Task details> Among the entries below, find all lines that include "aventura" and copy them.

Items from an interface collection
########################################
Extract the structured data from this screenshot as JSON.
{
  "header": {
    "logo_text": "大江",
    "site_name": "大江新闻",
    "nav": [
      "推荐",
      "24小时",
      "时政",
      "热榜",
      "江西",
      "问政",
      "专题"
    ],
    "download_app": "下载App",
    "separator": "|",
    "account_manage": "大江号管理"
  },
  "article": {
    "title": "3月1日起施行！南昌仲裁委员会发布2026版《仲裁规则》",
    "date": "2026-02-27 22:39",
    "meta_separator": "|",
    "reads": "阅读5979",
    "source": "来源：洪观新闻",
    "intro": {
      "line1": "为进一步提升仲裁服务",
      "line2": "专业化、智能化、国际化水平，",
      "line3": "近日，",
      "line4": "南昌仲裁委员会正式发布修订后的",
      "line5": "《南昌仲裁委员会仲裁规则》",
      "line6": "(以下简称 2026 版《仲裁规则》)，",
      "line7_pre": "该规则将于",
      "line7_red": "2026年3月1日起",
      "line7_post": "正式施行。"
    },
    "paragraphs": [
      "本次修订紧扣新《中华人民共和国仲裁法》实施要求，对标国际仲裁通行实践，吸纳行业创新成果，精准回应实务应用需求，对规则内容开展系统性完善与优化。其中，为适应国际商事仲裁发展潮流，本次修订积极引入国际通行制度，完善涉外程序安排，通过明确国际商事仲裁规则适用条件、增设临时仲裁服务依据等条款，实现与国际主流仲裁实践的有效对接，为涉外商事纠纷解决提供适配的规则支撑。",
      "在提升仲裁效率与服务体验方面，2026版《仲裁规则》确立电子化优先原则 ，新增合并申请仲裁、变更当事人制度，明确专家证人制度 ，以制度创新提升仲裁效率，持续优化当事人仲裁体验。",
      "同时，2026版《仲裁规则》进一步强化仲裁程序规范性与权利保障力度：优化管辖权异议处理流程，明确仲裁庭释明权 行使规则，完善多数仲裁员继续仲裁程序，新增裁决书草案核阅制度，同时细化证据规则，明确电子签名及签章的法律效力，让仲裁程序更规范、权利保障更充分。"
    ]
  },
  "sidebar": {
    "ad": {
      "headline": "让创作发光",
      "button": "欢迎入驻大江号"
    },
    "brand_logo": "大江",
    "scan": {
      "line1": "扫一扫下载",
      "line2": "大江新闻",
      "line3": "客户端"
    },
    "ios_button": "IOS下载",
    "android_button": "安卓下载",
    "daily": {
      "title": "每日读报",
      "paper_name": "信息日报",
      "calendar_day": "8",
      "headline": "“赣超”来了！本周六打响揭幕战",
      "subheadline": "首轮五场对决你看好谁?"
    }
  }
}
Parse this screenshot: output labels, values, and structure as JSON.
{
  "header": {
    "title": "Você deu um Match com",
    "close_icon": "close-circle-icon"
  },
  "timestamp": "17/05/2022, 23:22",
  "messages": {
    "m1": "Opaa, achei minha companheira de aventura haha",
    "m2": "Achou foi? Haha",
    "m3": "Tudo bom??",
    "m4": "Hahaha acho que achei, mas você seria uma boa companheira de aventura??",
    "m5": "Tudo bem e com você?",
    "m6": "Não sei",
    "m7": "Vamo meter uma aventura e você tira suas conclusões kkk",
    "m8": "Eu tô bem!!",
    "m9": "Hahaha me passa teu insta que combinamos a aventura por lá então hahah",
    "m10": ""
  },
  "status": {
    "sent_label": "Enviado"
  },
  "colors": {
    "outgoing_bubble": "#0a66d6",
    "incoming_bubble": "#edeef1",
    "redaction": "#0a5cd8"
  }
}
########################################
Solution to the exercise>
    "m1": "Opaa, achei minha companheira de aventura haha",
    "m4": "Hahaha acho que achei, mas você seria uma boa companheira de aventura??",
    "m7": "Vamo meter uma aventura e você tira suas conclusões kkk",
    "m9": "Hahaha me passa teu insta que combinamos a aventura por lá então hahah",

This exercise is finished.